## Requirement
All of the records should be restated word for word.

Top of Data listing

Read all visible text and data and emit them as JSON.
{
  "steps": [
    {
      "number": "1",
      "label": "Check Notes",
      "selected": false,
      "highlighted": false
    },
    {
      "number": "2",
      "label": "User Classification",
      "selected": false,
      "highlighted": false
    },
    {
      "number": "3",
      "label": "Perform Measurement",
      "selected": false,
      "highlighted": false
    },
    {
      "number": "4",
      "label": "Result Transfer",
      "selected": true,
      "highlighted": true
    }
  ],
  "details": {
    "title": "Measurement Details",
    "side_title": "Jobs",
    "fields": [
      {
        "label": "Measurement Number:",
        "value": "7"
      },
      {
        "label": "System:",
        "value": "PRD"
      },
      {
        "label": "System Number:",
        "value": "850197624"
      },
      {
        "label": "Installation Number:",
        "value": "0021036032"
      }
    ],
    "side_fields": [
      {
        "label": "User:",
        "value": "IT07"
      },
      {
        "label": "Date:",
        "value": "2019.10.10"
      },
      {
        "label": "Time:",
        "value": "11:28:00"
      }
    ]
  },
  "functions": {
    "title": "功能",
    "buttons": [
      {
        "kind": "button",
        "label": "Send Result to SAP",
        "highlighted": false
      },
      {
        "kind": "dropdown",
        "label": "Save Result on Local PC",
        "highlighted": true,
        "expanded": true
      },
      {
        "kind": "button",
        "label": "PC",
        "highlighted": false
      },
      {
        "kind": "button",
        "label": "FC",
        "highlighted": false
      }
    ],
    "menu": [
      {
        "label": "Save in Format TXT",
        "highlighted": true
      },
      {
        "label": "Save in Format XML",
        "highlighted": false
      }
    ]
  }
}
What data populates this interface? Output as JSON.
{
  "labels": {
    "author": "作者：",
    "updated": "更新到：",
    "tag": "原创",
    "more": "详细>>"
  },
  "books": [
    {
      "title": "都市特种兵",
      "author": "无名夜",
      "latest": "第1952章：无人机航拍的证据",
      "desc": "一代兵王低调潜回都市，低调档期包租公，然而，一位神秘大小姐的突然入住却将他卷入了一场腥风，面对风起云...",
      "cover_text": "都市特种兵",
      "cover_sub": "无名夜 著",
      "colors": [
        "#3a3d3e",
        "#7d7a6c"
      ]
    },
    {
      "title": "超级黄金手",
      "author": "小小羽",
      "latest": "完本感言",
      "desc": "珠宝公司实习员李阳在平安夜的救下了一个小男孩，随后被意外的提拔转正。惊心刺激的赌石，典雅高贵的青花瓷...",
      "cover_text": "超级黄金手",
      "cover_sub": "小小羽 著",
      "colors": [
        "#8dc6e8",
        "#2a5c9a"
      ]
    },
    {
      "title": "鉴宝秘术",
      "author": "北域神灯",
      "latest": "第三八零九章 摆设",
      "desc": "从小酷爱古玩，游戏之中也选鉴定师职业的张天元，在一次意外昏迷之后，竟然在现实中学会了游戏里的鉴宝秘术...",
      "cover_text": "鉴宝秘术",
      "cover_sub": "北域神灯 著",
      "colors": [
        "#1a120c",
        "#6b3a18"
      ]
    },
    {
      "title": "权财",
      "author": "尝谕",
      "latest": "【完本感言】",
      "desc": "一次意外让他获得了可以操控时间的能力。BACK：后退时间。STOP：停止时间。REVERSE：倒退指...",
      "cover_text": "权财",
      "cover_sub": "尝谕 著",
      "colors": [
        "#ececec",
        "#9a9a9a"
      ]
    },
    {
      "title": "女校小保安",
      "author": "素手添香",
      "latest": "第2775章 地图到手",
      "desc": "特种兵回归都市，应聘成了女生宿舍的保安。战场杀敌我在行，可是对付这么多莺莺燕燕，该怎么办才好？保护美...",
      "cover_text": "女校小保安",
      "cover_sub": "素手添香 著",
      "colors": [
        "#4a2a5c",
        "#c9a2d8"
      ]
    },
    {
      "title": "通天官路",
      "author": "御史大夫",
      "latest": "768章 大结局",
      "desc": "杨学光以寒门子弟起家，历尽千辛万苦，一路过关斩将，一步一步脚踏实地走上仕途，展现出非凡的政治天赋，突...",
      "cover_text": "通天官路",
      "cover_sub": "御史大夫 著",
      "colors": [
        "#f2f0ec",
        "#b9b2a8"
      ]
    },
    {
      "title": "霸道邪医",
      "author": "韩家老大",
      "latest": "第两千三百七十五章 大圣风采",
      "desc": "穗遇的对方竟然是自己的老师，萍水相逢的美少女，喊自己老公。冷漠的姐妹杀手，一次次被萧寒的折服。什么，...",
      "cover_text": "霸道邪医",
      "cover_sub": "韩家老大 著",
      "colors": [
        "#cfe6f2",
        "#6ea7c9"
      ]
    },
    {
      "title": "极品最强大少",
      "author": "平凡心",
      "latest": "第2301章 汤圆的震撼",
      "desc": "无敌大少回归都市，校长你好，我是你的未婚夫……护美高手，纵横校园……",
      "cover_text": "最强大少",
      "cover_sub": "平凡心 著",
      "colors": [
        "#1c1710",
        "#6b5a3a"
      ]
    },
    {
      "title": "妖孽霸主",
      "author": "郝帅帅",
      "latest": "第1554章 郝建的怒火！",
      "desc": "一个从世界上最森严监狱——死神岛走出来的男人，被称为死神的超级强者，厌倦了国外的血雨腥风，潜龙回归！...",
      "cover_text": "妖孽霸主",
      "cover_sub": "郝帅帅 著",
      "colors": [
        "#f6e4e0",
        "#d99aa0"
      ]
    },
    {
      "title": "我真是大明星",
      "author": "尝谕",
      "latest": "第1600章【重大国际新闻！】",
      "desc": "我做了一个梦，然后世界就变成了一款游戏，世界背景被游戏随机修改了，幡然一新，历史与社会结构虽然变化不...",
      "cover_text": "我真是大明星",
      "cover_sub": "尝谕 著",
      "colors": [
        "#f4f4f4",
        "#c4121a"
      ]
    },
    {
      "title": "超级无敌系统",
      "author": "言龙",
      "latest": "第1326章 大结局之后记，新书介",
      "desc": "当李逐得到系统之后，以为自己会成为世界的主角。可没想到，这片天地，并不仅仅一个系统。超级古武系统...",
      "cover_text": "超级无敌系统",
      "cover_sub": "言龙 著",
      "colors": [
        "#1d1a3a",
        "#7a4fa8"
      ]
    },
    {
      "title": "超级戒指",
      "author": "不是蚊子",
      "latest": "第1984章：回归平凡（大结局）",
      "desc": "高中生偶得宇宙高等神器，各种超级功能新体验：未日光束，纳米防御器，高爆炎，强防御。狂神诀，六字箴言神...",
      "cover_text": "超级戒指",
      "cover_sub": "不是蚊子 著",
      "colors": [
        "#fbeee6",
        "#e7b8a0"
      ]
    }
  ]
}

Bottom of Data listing

## Solution
Read all visible text and data and emit them as JSON.
{
  "steps": [
    {
      "number": "1",
      "label": "Check Notes",
      "selected": false,
      "highlighted": false
    },
    {
      "number": "2",
      "label": "User Classification",
      "selected": false,
      "highlighted": false
    },
    {
      "number": "3",
      "label": "Perform Measurement",
      "selected": false,
      "highlighted": false
    },
    {
      "number": "4",
      "label": "Result Transfer",
      "selected": true,
      "highlighted": true
    }
  ],
  "details": {
    "title": "Measurement Details",
    "side_title": "Jobs",
    "fields": [
      {
        "label": "Measurement Number:",
        "value": "7"
      },
      {
        "label": "System:",
        "value": "PRD"
      },
      {
        "label": "System Number:",
        "value": "850197624"
      },
      {
        "label": "Installation Number:",
        "value": "0021036032"
      }
    ],
    "side_fields": [
      {
        "label": "User:",
        "value": "IT07"
      },
      {
        "label": "Date:",
        "value": "2019.10.10"
      },
      {
        "label": "Time:",
        "value": "11:28:00"
      }
    ]
  },
  "functions": {
    "title": "功能",
    "buttons": [
      {
        "kind": "button",
        "label": "Send Result to SAP",
        "highlighted": false
      },
      {
        "kind": "dropdown",
        "label": "Save Result on Local PC",
        "highlighted": true,
        "expanded": true
      },
      {
        "kind": "button",
        "label": "PC",
        "highlighted": false
      },
      {
        "kind": "button",
        "label": "FC",
        "highlighted": false
      }
    ],
    "menu": [
      {
        "label": "Save in Format TXT",
        "highlighted": true
      },
      {
        "label": "Save in Format XML",
        "highlighted": false
      }
    ]
  }
}
What data populates this interface? Output as JSON.
{
  "labels": {
    "author": "作者：",
    "updated": "更新到：",
    "tag": "原创",
    "more": "详细>>"
  },
  "books": [
    {
      "title": "都市特种兵",
      "author": "无名夜",
      "latest": "第1952章：无人机航拍的证据",
      "desc": "一代兵王低调潜回都市，低调档期包租公，然而，一位神秘大小姐的突然入住却将他卷入了一场腥风，面对风起云...",
      "cover_text": "都市特种兵",
      "cover_sub": "无名夜 著",
      "colors": [
        "#3a3d3e",
        "#7d7a6c"
      ]
    },
    {
      "title": "超级黄金手",
      "author": "小小羽",
      "latest": "完本感言",
      "desc": "珠宝公司实习员李阳在平安夜的救下了一个小男孩，随后被意外的提拔转正。惊心刺激的赌石，典雅高贵的青花瓷...",
      "cover_text": "超级黄金手",
      "cover_sub": "小小羽 著",
      "colors": [
        "#8dc6e8",
        "#2a5c9a"
      ]
    },
    {
      "title": "鉴宝秘术",
      "author": "北域神灯",
      "latest": "第三八零九章 摆设",
      "desc": "从小酷爱古玩，游戏之中也选鉴定师职业的张天元，在一次意外昏迷之后，竟然在现实中学会了游戏里的鉴宝秘术...",
      "cover_text": "鉴宝秘术",
      "cover_sub": "北域神灯 著",
      "colors": [
        "#1a120c",
        "#6b3a18"
      ]
    },
    {
      "title": "权财",
      "author": "尝谕",
      "latest": "【完本感言】",
      "desc": "一次意外让他获得了可以操控时间的能力。BACK：后退时间。STOP：停止时间。REVERSE：倒退指...",
      "cover_text": "权财",
      "cover_sub": "尝谕 著",
      "colors": [
        "#ececec",
        "#9a9a9a"
      ]
    },
    {
      "title": "女校小保安",
      "author": "素手添香",
      "latest": "第2775章 地图到手",
      "desc": "特种兵回归都市，应聘成了女生宿舍的保安。战场杀敌我在行，可是对付这么多莺莺燕燕，该怎么办才好？保护美...",
      "cover_text": "女校小保安",
      "cover_sub": "素手添香 著",
      "colors": [
        "#4a2a5c",
        "#c9a2d8"
      ]
    },
    {
      "title": "通天官路",
      "author": "御史大夫",
      "latest": "768章 大结局",
      "desc": "杨学光以寒门子弟起家，历尽千辛万苦，一路过关斩将，一步一步脚踏实地走上仕途，展现出非凡的政治天赋，突...",
      "cover_text": "通天官路",
      "cover_sub": "御史大夫 著",
      "colors": [
        "#f2f0ec",
        "#b9b2a8"
      ]
    },
    {
      "title": "霸道邪医",
      "author": "韩家老大",
      "latest": "第两千三百七十五章 大圣风采",
      "desc": "穗遇的对方竟然是自己的老师，萍水相逢的美少女，喊自己老公。冷漠的姐妹杀手，一次次被萧寒的折服。什么，...",
      "cover_text": "霸道邪医",
      "cover_sub": "韩家老大 著",
      "colors": [
        "#cfe6f2",
        "#6ea7c9"
      ]
    },
    {
      "title": "极品最强大少",
      "author": "平凡心",
      "latest": "第2301章 汤圆的震撼",
      "desc": "无敌大少回归都市，校长你好，我是你的未婚夫……护美高手，纵横校园……",
      "cover_text": "最强大少",
      "cover_sub": "平凡心 著",
      "colors": [
        "#1c1710",
        "#6b5a3a"
      ]
    },
    {
      "title": "妖孽霸主",
      "author": "郝帅帅",
      "latest": "第1554章 郝建的怒火！",
      "desc": "一个从世界上最森严监狱——死神岛走出来的男人，被称为死神的超级强者，厌倦了国外的血雨腥风，潜龙回归！...",
      "cover_text": "妖孽霸主",
      "cover_sub": "郝帅帅 著",
      "colors": [
        "#f6e4e0",
        "#d99aa0"
      ]
    },
    {
      "title": "我真是大明星",
      "author": "尝谕",
      "latest": "第1600章【重大国际新闻！】",
      "desc": "我做了一个梦，然后世界就变成了一款游戏，世界背景被游戏随机修改了，幡然一新，历史与社会结构虽然变化不...",
      "cover_text": "我真是大明星",
      "cover_sub": "尝谕 著",
      "colors": [
        "#f4f4f4",
        "#c4121a"
      ]
    },
    {
      "title": "超级无敌系统",
      "author": "言龙",
      "latest": "第1326章 大结局之后记，新书介",
      "desc": "当李逐得到系统之后，以为自己会成为世界的主角。可没想到，这片天地，并不仅仅一个系统。超级古武系统...",
      "cover_text": "超级无敌系统",
      "cover_sub": "言龙 著",
      "colors": [
        "#1d1a3a",
        "#7a4fa8"
      ]
    },
    {
      "title": "超级戒指",
      "author": "不是蚊子",
      "latest": "第1984章：回归平凡（大结局）",
      "desc": "高中生偶得宇宙高等神器，各种超级功能新体验：未日光束，纳米防御器，高爆炎，强防御。狂神诀，六字箴言神...",
      "cover_text": "超级戒指",
      "cover_sub": "不是蚊子 著",
      "colors": [
        "#fbeee6",
        "#e7b8a0"
      ]
    }
  ]
}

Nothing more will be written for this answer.